Conservative Voters Abandoned
First Past the Post (FPTP) results in whole areas of the country becoming electoral deserts for the Conservative Party, where Conservative voters have to be represented by non-Tory MPs with no interest in their concerns.
As recently as 2005, the Conservative Party received more votes than the Labour Party in England but returned fewer MPs, and for decades Scottish Conservatives have been left with minuscule representation considering our support in Scotland.
For many years, in Labour-Liberal Democrat marginals Conservative supporters felt they had to back the Liberal Democrats to keep out Labour, making our support appear even lower.
Every vote for a losing Conservative candidate counts for nothing. Every vote for a winning Conservative MP giving a majority larger than a single vote counts for nothing. And yet in neighbouring constituencies these are votes could be used to support Conservatives who desperately need them.
If large areas of the country are electoral deserts for the Conservatives, members become fatigued, fatigued members are less likely to campaign for councillors, and the lack of councillors – often the most dedicated activists – means MPs don't get elected. Under STV in Scottish local elections, Conservatives are now competitive in wards where previously they stood no chance. They are winning and even bringing much needed skills to jointly run councils, saving tax payers from the worst excesses of tax-and-spend in local government.
The present system has clearly broken down. The results produced are not fair to any party, nor to any section of the community. In many cases they do not secure majority representation, nor do they secure an intelligent representation of minorities. All they secure is fluke representation, freak representation, capricious representation.
Winston Churchill on First Past the Post
Representatives can get elected on tiny amounts of public support under First Past the Post. In 2005, for example, George Galloway polled the votes of only 18.4% of his constituents, yet ended up in the House of Commons. In 2015, eight MPs won on less than 35% of votes cast, and one (Dr Alasdair McDonnell, South Belfast, SDLP) broke the record for the lowest winning share of the vote in UK electoral history, with 24.5%. First Past the Post means candidates can win who don't represent the area at all. Only under First Past the Post can 24.5% of the vote translate into 100% of the political voice for an area. This is because our system works on a winner-takes-all basis, and the amount of votes you need to be a winner is only one more than next competitor, rather than an actual majority of the vote.
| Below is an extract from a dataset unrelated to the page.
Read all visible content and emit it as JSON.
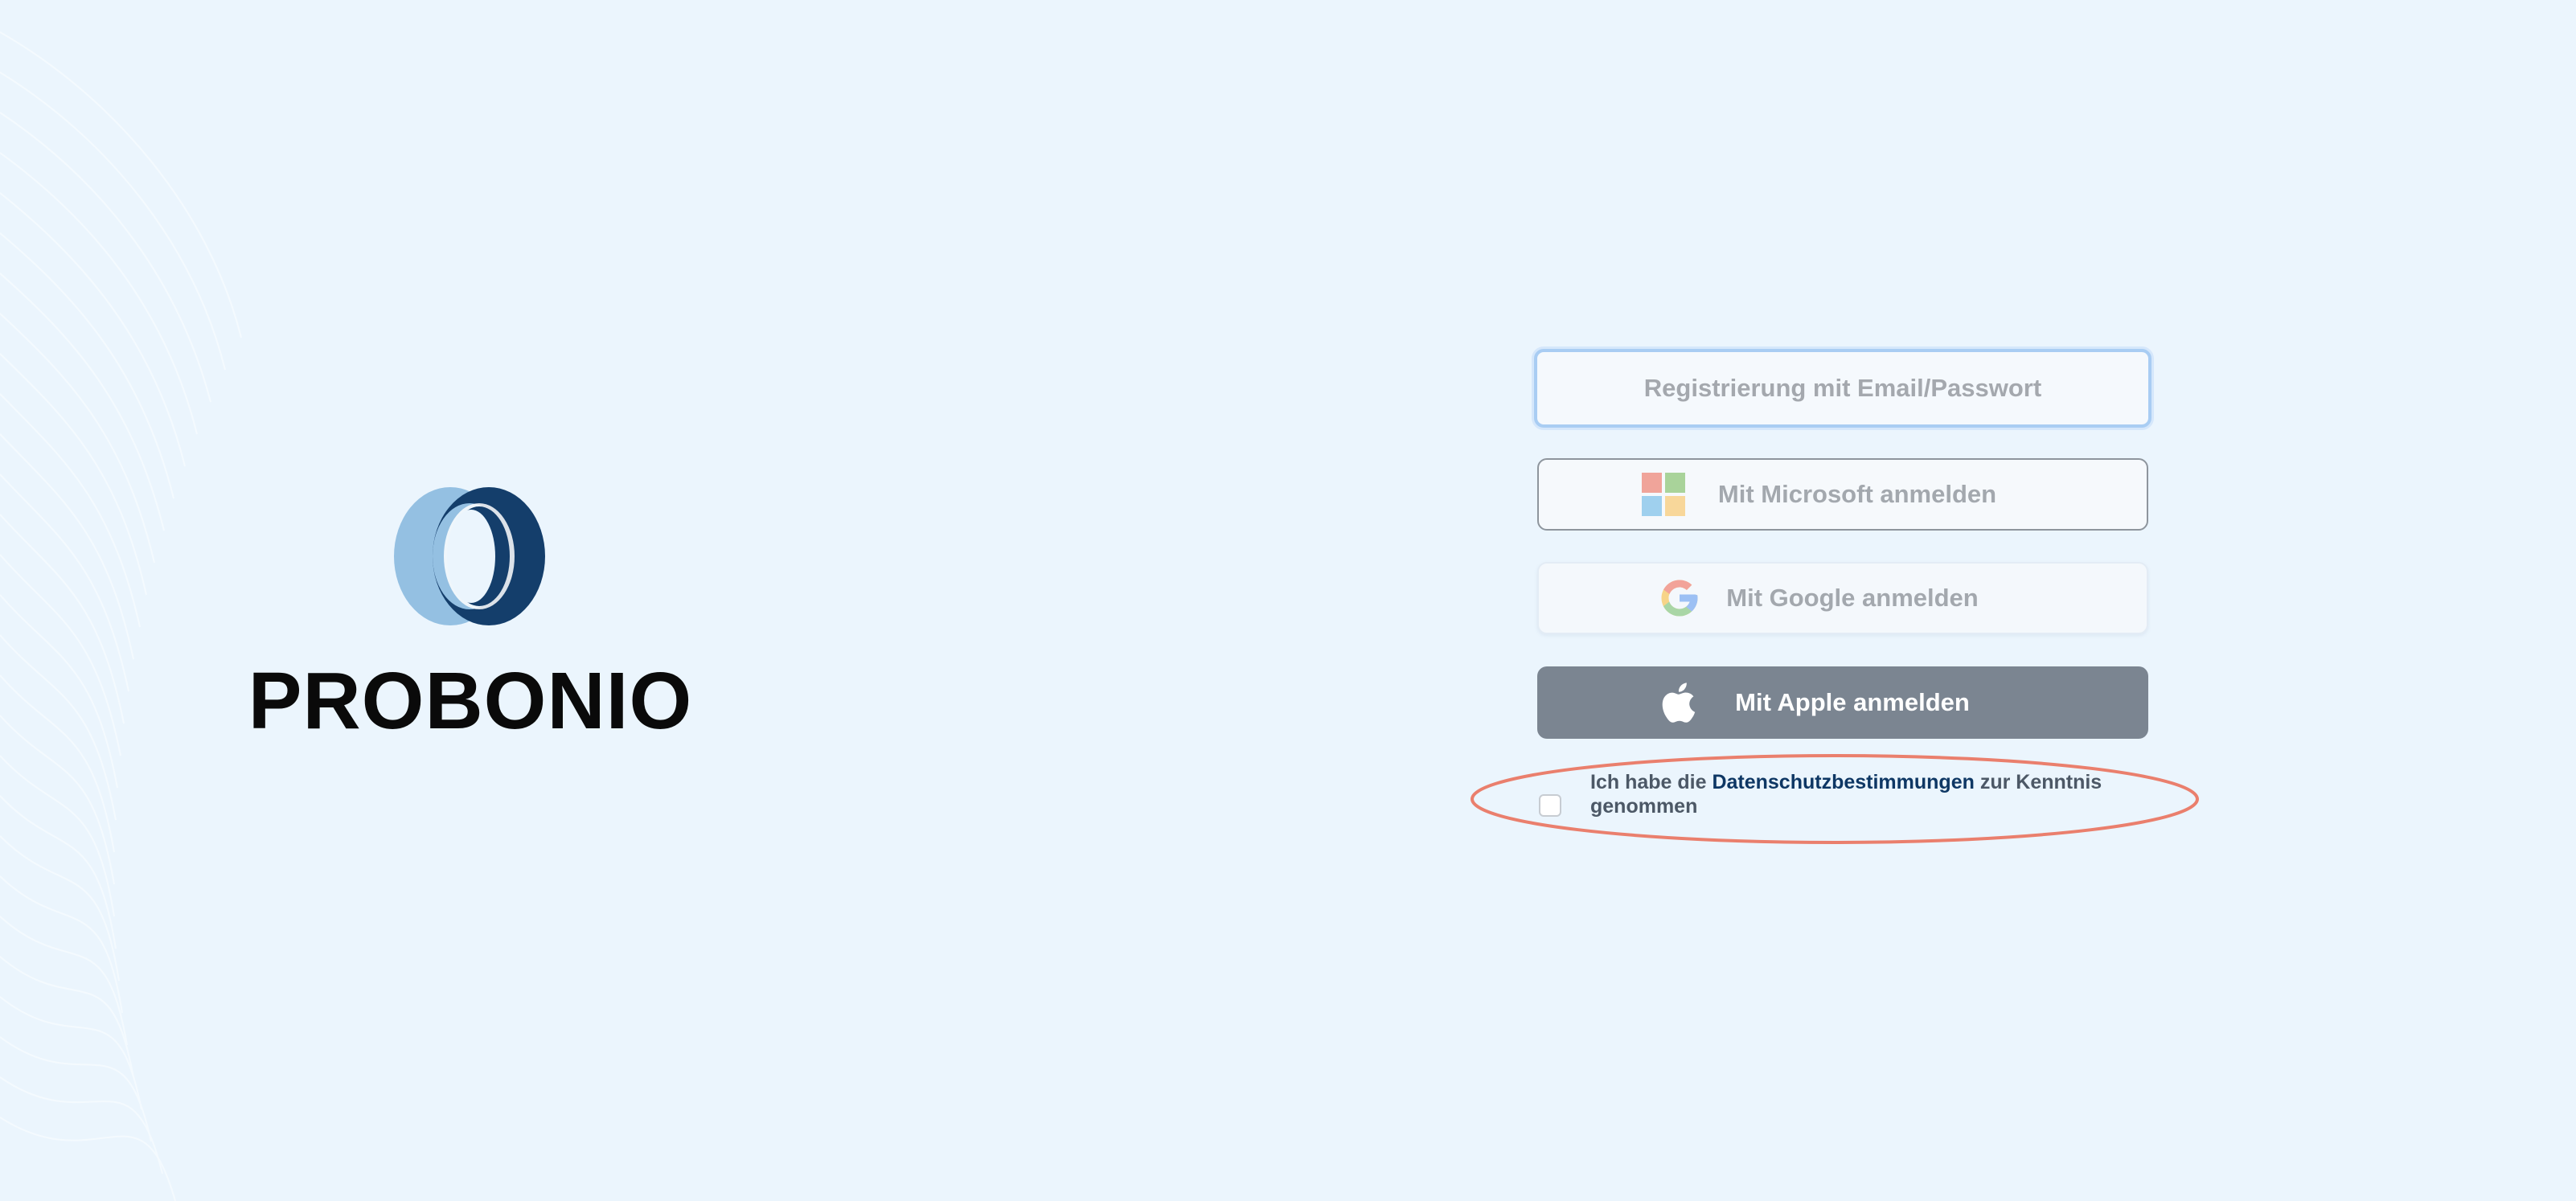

The dead hand of First Past the Post
FPTP severely restricts voter choice. We as a party are a coalition of many different viewpoints. If your local candidate has views with which you don't agree, First Past the Post doesn't give you a means of saying so at the ballot box. We need an electoral system that can react to changes in public opinion as effectively as the free market can adapt to changing economic circumstances.
Small constituencies also lead to a proliferation of safe seats, where the same party is all but guaranteed re-election at each election. This monopoly not only in effect disenfranchises a region's voters, but it leads to safe Conservative areas being ignored when it comes to framing policy.
Rather than trying to force Local Associations to adopt all women shortlists, under STV local associations may – if they so choose – field a gender-balanced slate of candidates and let the voters decide who is the best equipped for the job.
Destroying the Union
Whilst the UK was saved by the Scots' wise decision in their independence referendum, in terms of its electoral representation we live in a divided nation. For the first time, the parties with the largest number of seats in each of the four nations are all different: Conservatives in England, Labour in Wales, Scottish National Party in Scotland and Democratic Unionist Party in Northern Ireland. The SNP won 95% of Scottish seats on just half the vote. FPTP is creating artificial divides and crowding out unionist representation north of the border.
Within England there are also divides. In the South West of England, there is only one seat west of Bristol that we don't hold, yet metropolitan areas throughout England remain dominated by Labour. The electoral map of the UK suggests that we are a state of four separate and politically disparate nations, with each of our national parliamentary institutions now governed by different political parties.
Yet the way UK citizens vote shows political preferences are far more diverse within nations and regions than the results suggest. FPTP is exaggerating the political differences of the different regions and nations of the UK, forcing our family of nations apart. Whatever the future of the Union, an electoral system that exacerbates divisions rather than reflects consensus and difference as it truly exists is unacceptable in a democracy; an electoral postcode lottery does not serve voters well.
Wasting Tax Payer's Money
Without competition, we know that you get waste, so it's no surprise that non-competitive councils could be wasting a fortune.
A study undertaken by Cambridge University academic Mihály Fazekas – titled The Cost of One-Party Councils – looks at the savings in contracting between councils dominated by a single party (or with a significant number of uncontested seats), and more competitive councils.
It finds that ‘one-party councils’ could be missing out on savings of around £2.6bn when compared to their more competitive counterparts - most likely due to a lack of scrutiny.